╔══
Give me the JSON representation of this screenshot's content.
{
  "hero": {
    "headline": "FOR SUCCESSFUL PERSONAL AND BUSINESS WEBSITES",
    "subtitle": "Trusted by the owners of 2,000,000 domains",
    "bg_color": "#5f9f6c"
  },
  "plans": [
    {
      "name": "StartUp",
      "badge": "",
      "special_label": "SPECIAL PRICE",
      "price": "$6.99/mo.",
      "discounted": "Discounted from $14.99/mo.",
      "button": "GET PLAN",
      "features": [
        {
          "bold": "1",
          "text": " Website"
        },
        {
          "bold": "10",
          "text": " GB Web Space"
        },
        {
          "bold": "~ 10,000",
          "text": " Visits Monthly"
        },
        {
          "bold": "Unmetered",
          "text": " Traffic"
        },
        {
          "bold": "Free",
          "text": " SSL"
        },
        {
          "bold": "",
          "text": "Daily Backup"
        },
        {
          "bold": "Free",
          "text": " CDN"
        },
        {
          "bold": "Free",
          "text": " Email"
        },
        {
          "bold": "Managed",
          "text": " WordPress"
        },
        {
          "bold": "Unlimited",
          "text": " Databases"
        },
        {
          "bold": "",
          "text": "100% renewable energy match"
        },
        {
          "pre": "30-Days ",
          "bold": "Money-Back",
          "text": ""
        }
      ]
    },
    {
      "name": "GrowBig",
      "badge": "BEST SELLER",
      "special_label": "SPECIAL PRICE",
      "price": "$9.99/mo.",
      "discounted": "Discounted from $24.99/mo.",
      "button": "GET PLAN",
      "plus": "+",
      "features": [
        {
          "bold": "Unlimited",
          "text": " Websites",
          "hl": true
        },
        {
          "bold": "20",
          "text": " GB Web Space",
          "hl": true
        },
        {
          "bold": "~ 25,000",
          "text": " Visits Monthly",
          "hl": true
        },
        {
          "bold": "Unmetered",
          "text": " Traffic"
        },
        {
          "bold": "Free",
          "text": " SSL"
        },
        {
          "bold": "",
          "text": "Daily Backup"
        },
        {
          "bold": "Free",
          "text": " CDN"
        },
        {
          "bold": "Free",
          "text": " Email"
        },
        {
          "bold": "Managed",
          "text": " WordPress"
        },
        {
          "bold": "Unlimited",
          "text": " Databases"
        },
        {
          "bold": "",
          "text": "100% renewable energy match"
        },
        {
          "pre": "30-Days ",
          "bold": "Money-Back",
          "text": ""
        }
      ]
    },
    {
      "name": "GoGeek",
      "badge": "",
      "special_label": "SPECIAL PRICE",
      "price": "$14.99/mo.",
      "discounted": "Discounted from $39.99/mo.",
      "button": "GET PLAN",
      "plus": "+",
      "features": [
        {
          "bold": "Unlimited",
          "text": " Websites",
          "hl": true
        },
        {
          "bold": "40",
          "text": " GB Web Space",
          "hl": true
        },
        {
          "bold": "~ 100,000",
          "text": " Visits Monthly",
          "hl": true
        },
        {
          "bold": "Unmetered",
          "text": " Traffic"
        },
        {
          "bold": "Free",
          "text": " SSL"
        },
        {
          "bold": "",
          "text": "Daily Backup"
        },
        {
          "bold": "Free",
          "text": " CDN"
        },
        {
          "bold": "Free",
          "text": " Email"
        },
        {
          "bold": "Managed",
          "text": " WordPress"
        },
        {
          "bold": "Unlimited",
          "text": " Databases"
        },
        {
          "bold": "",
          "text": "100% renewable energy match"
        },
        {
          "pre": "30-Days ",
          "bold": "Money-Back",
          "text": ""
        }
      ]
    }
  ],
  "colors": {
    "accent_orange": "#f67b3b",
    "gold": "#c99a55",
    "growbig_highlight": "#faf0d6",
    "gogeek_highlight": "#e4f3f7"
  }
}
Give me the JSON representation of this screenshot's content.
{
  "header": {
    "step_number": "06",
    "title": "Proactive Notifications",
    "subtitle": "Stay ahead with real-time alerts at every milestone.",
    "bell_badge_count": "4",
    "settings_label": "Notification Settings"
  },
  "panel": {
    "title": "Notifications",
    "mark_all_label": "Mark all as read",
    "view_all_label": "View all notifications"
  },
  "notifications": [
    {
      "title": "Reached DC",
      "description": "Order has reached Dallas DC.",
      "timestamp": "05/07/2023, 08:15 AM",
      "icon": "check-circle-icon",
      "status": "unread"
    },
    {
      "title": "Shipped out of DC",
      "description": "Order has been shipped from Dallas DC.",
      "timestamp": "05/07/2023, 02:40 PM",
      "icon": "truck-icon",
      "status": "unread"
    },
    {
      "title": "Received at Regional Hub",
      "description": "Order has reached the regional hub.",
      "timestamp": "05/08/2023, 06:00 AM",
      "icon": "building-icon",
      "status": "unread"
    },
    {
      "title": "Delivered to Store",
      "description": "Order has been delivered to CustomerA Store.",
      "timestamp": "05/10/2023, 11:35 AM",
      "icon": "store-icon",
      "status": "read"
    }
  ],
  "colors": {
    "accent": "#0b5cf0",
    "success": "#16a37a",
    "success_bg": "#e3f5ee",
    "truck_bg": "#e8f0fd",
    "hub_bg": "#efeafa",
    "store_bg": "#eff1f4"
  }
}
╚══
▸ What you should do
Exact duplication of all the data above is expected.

▸ Response to the exercise
Give me the JSON representation of this screenshot's content.
{
  "hero": {
    "headline": "FOR SUCCESSFUL PERSONAL AND BUSINESS WEBSITES",
    "subtitle": "Trusted by the owners of 2,000,000 domains",
    "bg_color": "#5f9f6c"
  },
  "plans": [
    {
      "name": "StartUp",
      "badge": "",
      "special_label": "SPECIAL PRICE",
      "price": "$6.99/mo.",
      "discounted": "Discounted from $14.99/mo.",
      "button": "GET PLAN",
      "features": [
        {
          "bold": "1",
          "text": " Website"
        },
        {
          "bold": "10",
          "text": " GB Web Space"
        },
        {
          "bold": "~ 10,000",
          "text": " Visits Monthly"
        },
        {
          "bold": "Unmetered",
          "text": " Traffic"
        },
        {
          "bold": "Free",
          "text": " SSL"
        },
        {
          "bold": "",
          "text": "Daily Backup"
        },
        {
          "bold": "Free",
          "text": " CDN"
        },
        {
          "bold": "Free",
          "text": " Email"
        },
        {
          "bold": "Managed",
          "text": " WordPress"
        },
        {
          "bold": "Unlimited",
          "text": " Databases"
        },
        {
          "bold": "",
          "text": "100% renewable energy match"
        },
        {
          "pre": "30-Days ",
          "bold": "Money-Back",
          "text": ""
        }
      ]
    },
    {
      "name": "GrowBig",
      "badge": "BEST SELLER",
      "special_label": "SPECIAL PRICE",
      "price": "$9.99/mo.",
      "discounted": "Discounted from $24.99/mo.",
      "button": "GET PLAN",
      "plus": "+",
      "features": [
        {
          "bold": "Unlimited",
          "text": " Websites",
          "hl": true
        },
        {
          "bold": "20",
          "text": " GB Web Space",
          "hl": true
        },
        {
          "bold": "~ 25,000",
          "text": " Visits Monthly",
          "hl": true
        },
        {
          "bold": "Unmetered",
          "text": " Traffic"
        },
        {
          "bold": "Free",
          "text": " SSL"
        },
        {
          "bold": "",
          "text": "Daily Backup"
        },
        {
          "bold": "Free",
          "text": " CDN"
        },
        {
          "bold": "Free",
          "text": " Email"
        },
        {
          "bold": "Managed",
          "text": " WordPress"
        },
        {
          "bold": "Unlimited",
          "text": " Databases"
        },
        {
          "bold": "",
          "text": "100% renewable energy match"
        },
        {
          "pre": "30-Days ",
          "bold": "Money-Back",
          "text": ""
        }
      ]
    },
    {
      "name": "GoGeek",
      "badge": "",
      "special_label": "SPECIAL PRICE",
      "price": "$14.99/mo.",
      "discounted": "Discounted from $39.99/mo.",
      "button": "GET PLAN",
      "plus": "+",
      "features": [
        {
          "bold": "Unlimited",
          "text": " Websites",
          "hl": true
        },
        {
          "bold": "40",
          "text": " GB Web Space",
          "hl": true
        },
        {
          "bold": "~ 100,000",
          "text": " Visits Monthly",
          "hl": true
        },
        {
          "bold": "Unmetered",
          "text": " Traffic"
        },
        {
          "bold": "Free",
          "text": " SSL"
        },
        {
          "bold": "",
          "text": "Daily Backup"
        },
        {
          "bold": "Free",
          "text": " CDN"
        },
        {
          "bold": "Free",
          "text": " Email"
        },
        {
          "bold": "Managed",
          "text": " WordPress"
        },
        {
          "bold": "Unlimited",
          "text": " Databases"
        },
        {
          "bold": "",
          "text": "100% renewable energy match"
        },
        {
          "pre": "30-Days ",
          "bold": "Money-Back",
          "text": ""
        }
      ]
    }
  ],
  "colors": {
    "accent_orange": "#f67b3b",
    "gold": "#c99a55",
    "growbig_highlight": "#faf0d6",
    "gogeek_highlight": "#e4f3f7"
  }
}
Give me the JSON representation of this screenshot's content.
{
  "header": {
    "step_number": "06",
    "title": "Proactive Notifications",
    "subtitle": "Stay ahead with real-time alerts at every milestone.",
    "bell_badge_count": "4",
    "settings_label": "Notification Settings"
  },
  "panel": {
    "title": "Notifications",
    "mark_all_label": "Mark all as read",
    "view_all_label": "View all notifications"
  },
  "notifications": [
    {
      "title": "Reached DC",
      "description": "Order has reached Dallas DC.",
      "timestamp": "05/07/2023, 08:15 AM",
      "icon": "check-circle-icon",
      "status": "unread"
    },
    {
      "title": "Shipped out of DC",
      "description": "Order has been shipped from Dallas DC.",
      "timestamp": "05/07/2023, 02:40 PM",
      "icon": "truck-icon",
      "status": "unread"
    },
    {
      "title": "Received at Regional Hub",
      "description": "Order has reached the regional hub.",
      "timestamp": "05/08/2023, 06:00 AM",
      "icon": "building-icon",
      "status": "unread"
    },
    {
      "title": "Delivered to Store",
      "description": "Order has been delivered to CustomerA Store.",
      "timestamp": "05/10/2023, 11:35 AM",
      "icon": "store-icon",
      "status": "read"
    }
  ],
  "colors": {
    "accent": "#0b5cf0",
    "success": "#16a37a",
    "success_bg": "#e3f5ee",
    "truck_bg": "#e8f0fd",
    "hub_bg": "#efeafa",
    "store_bg": "#eff1f4"
  }
}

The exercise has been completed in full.